Our newest article is in the Journal of Orthopaedic Trauma’s “OTA Basic Science Focus Issue“. Dr Joseph Borrelli organized an excellent discussion by researchers and traumatologists on articular cartilage injuries and potential remedies. We contributed a section on early injury responses in PTOA. Read it on PubMed or JOT.
The growth factor BMP2 is used clinically to help form bone in difficult surgeries such as spinal fusions and fracture non-unions. In these surgeries, BMP2 is effective when used at milligram doses. However, this is roughly a million-fold more BMP2 than occurs naturally, and such great doses can lead to undesired side-effects. Clearly we need to better understand how BMP2 works and overcome this discrepancy in activities.
It’s been long known that extracellular matrix can affect the cellular responses to growth factors.

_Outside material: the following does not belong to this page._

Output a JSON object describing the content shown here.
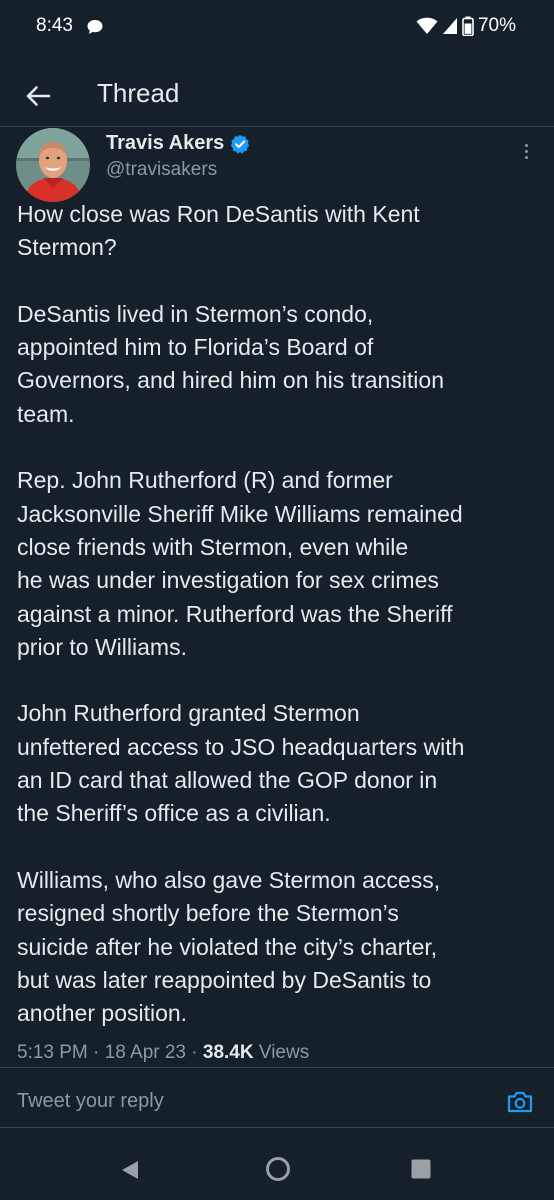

But exactly how and why this occurs still remains elusive, especially for BMP2. One mechanism might be by increasing the local concentration of the growth factor presented to the cells. We previously showed that COMP is an extracellular matrix protein that can bind up to ten BMP2 or TGFbeta growth factors. This multivalent binding of BMP2 to COMP enhances the biological activity of BMP2. Here we apply this finding to a rat model of spinal fusion, and show that we can achieve an equivalent bone-inducing activity with a reduced amount of BMP2.
This study was published in the journal “Spine“. It represents a collaborative effort involving basic and clinical scientists at the UC Davis Department of Orthopaedic Surgery, and biomaterials researchers at the UC Davis Department of Biomedical Engineering.
We explore whether the cellular responses to an impact injury can affect cartilage integrity. We identified cell-mediated damage, which is in addition to the mechanical damage caused by the immediate impact of an injury. We used a cartilage explant injury model to demonstrate that when we prevent activation of primary response genes in cells, we can protect the injured cartilage from inflammation, apoptosis, and subsequent matrix degradation. Read more at the publishers site.
This manuscript was accepted for publication at the eCM Journal, a high quality not-for-profit open access journal published by scientists at the AO Foundation.
Our chapter on “Closed Joint ACL Disruption Murine Model of PTA” is published in “Post-Traumatic Arthritis: Pathogenesis Diagnosis and Management” edited by Steven Olson and Farshid Guilak. The book provides a comprehensive discussion of the current thinking on post-traumatic arthritis, from both the research and clinical perspective, and is definitely worth a look.
This study is an interesting systematic review and meta-analysis of arthroscopic knee surgeries performed on middle-aged adults with knee pain. The authors conclude that knee surgeries offer only mild short term benefits, and can cause harm. Event the short-term benefits are “markedly smaller than that seen from exercise therapy as treatment for knee osteoarthritis”. This is being covered by the Wall Street Journal and New York Times.